Susan George: Bankers hide behind complex language

Susan George on "How to win the class war - The Lugano Report II" Part 4
06 December 2013
Multi-media

In the final episode of a series of interviews, Susan George talks about what impact she hopes her latest book, How to win the Class War - The Lugano Report II will have and why avoiding jargon is key to challenging the powerful.

Also watch part 1 (The story behind the book), part 2 (What could people learn from reading the book), and part 3 (In the shoes of the commissioners) of the interview series with Susan George.

What effect do you think this book will have?

Susan George: "You can never foresee what the impact of a book is going to be. That is something you learn much later and, once more, as I said, it takes me about the length of a pregnancy to produce a book.

"A book is also like a child. You don't try to direct it through its entire life like “you've got to be a doctor, you've got to be a lawyer, and you've got to be...”. This doesn't work. It's bad for the child, and it's bad for the parents and, therefore, I just try to do my job as best I can.

"I try to write in a clear way, because I think any other way, using jargon and all of that, excludes people - and I want anybody, I want a grandmother to be able to read what I am writing. I want someone who is not at all in the same field, not doing social sciences at all; I want a hard scientist to be able to read it; and I want a cook, a dishwasher or truck driver to be able to read it!

"I try to use simple language, and if I'm dealing with a concept I try to explain what is the content of it and give it a name and be quite specific and down-to-earth.

 Using jargon excludes people - I want a grandmother to be able to read what I am writing.

Because most things that one wants to hide – that the Davos class, for instance, wants to hide - part of the way they do that is to use very complex language.

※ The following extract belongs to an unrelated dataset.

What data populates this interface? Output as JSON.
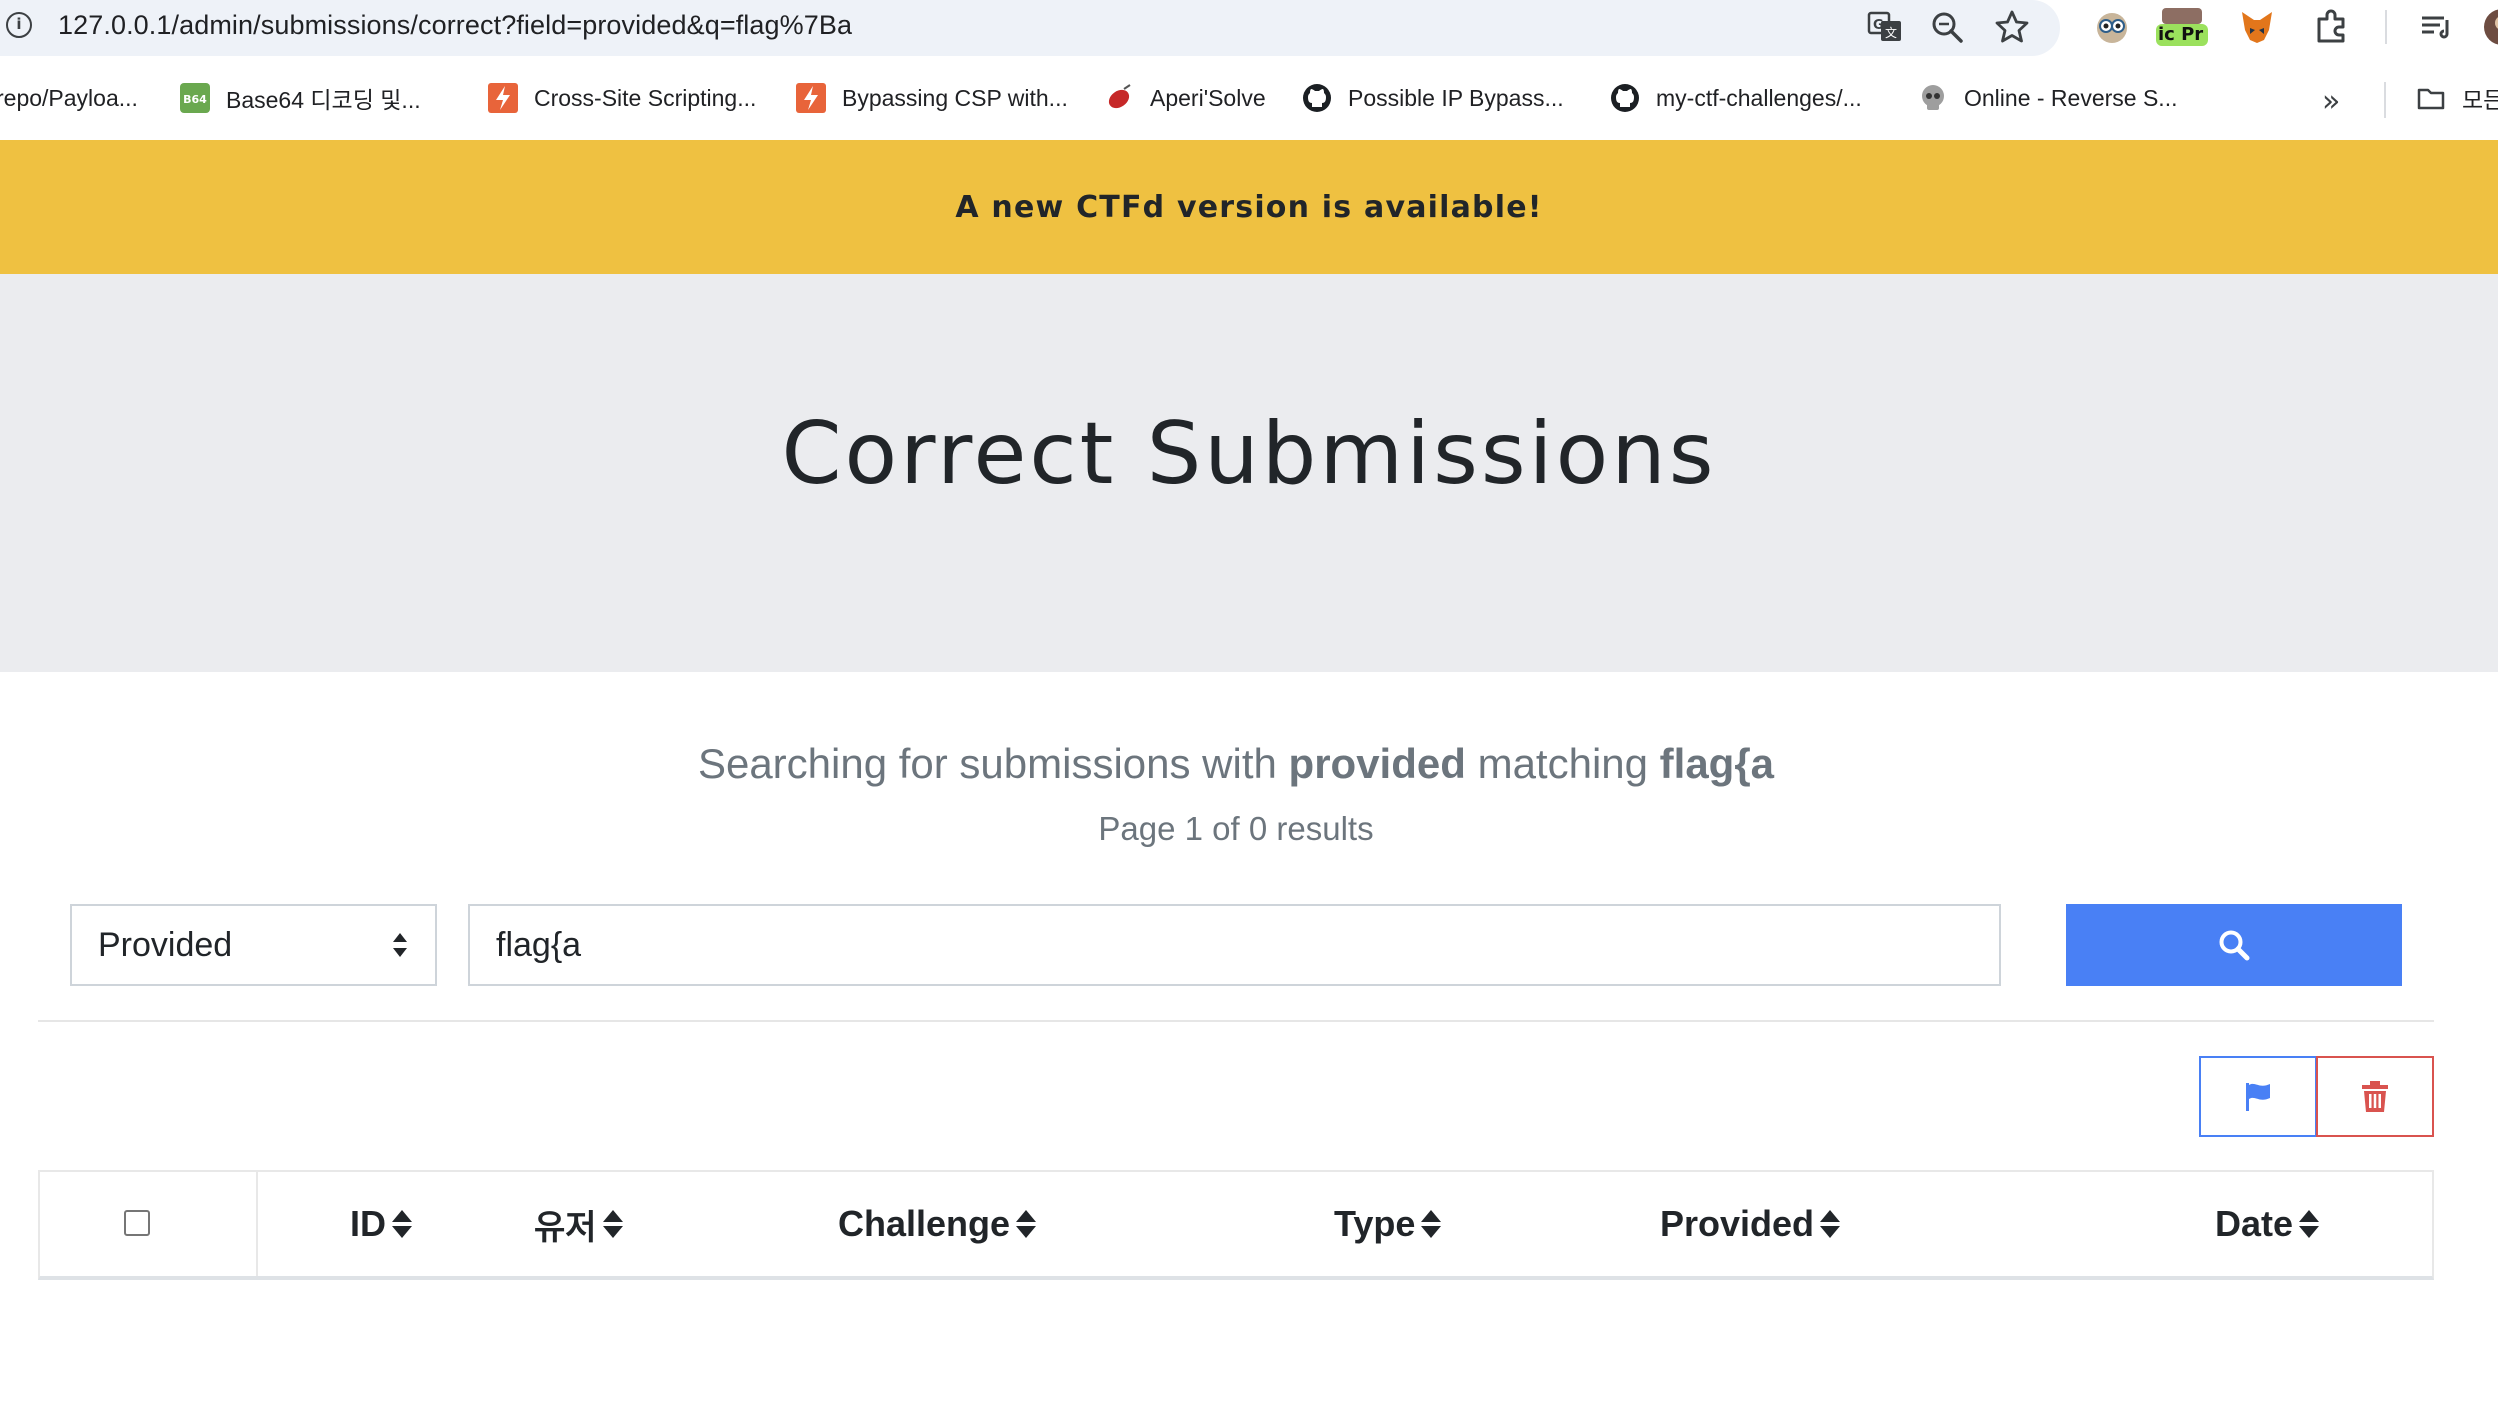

The bankers, for instance, use very complex language. And when you decode it, it's really quite simple. But you have to get through this forest of vocabulary that is, sort of like parting the fronds off the palms and going through the bush - because they use that kind of language deliberately!

Now I can understand this in medicine, for instance, because it's shorthand. In medicine, you use a particular vocabulary because you have to communicate certain things fast, but you don't have to do that in banking. You really can tell people what it is like and what it really means. In the social sciences, there is far too much jargon, and since I am not a professor, I am not obliged to use that vocabulary.

So people take it, and they run with it and do what they like - or nothing. We'll see..."

"How to win the Class War" is available now at TNI's online bookstore.


Also watch part 1 (The story behind the book), part 2 (What could people learn from reading the book), and part 3 (In the shoes of the commissioners) of the interview series with Susan George.